A Sannyasi finds no meaning or desire to maintain a family, have children and enjoy the world around him/her. Some of these natural desires do not excite such an individual and hence Sannyasa is an exception, rather than a norm. Traditionally, an individual who is above 70 years of age choses to take up Sannyasa and women were not admitted into Sannyasa due the changes in social systems since the middle ages. In Vedic times, Sannyasa was given to women too. People with disabilities or those who suffer from diseases that might stop them from pursuing studies and life of a Sannyasi, may not be admitted into Sannyasa. Heretics are also not allowed to take up Sannyasa.
An individual performs many rituals while getting initiated into Sannyasa. One of the early rituals is renouncing the ritual fire - which symbolically indicates the end of all desires and the termination of all actions that lead to fulfilling desires. The Sannyasi candidate performs one’s own funeral rites and Prayascitta rituals. Among the series of initiating rituals, shaving of hair from head and the body follows oblations to the forefathers.
A Sannyasi, who is already liberated wore no clothes. The Sannyasi who pursued Moksha (liberation) wore ochre clothes. Traditionally a Sannyasi wears only one piece of cloth, eats by begging a maximum of 8 mouthful of food a day and accepts no gifts. He is allowed to stay a maximum of one night in a village and maximum of 5 nights in a town - as he travels from one place to the other. He will have no disciples or followers and lives a life of no specific goals other than Moksha. A Sannyasi does not perform any rituals and does not harm any being wilfully.
Modern day Sannyasis follow a different lifestyle actively getting involved in the societal life in various roles. This change was initiated and propagated by Swami Vivekananda, who called upon Sannyasis to carry out acts of service to the society. Today a Sannyasi gets involved in Seva activities, teaching pursuits and even community building. Some Sannyasis additionally takes on Guru roles, with disciples and a following.

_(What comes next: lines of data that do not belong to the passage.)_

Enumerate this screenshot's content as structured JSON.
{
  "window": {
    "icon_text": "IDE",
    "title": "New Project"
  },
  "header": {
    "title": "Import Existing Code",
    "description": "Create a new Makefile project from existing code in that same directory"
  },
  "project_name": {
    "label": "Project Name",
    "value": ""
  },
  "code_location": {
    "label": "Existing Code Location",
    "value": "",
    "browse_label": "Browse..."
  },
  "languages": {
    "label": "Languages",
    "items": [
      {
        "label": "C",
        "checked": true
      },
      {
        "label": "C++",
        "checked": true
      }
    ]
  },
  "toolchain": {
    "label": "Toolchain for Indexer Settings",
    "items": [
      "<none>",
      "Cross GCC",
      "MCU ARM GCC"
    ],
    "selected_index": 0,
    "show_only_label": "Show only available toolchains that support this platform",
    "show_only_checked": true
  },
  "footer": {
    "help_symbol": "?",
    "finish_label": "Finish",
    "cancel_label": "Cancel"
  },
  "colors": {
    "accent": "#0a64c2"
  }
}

It is important to remember that a Guru need not be a Sannyasi and a Sannyasi is always not a Guru. A Sannyasi may take on a role (Guru, social worker for example) as an act of service to the society.
*the above article is a summary of one of the discourses held during the Hindu Hub Monday sessions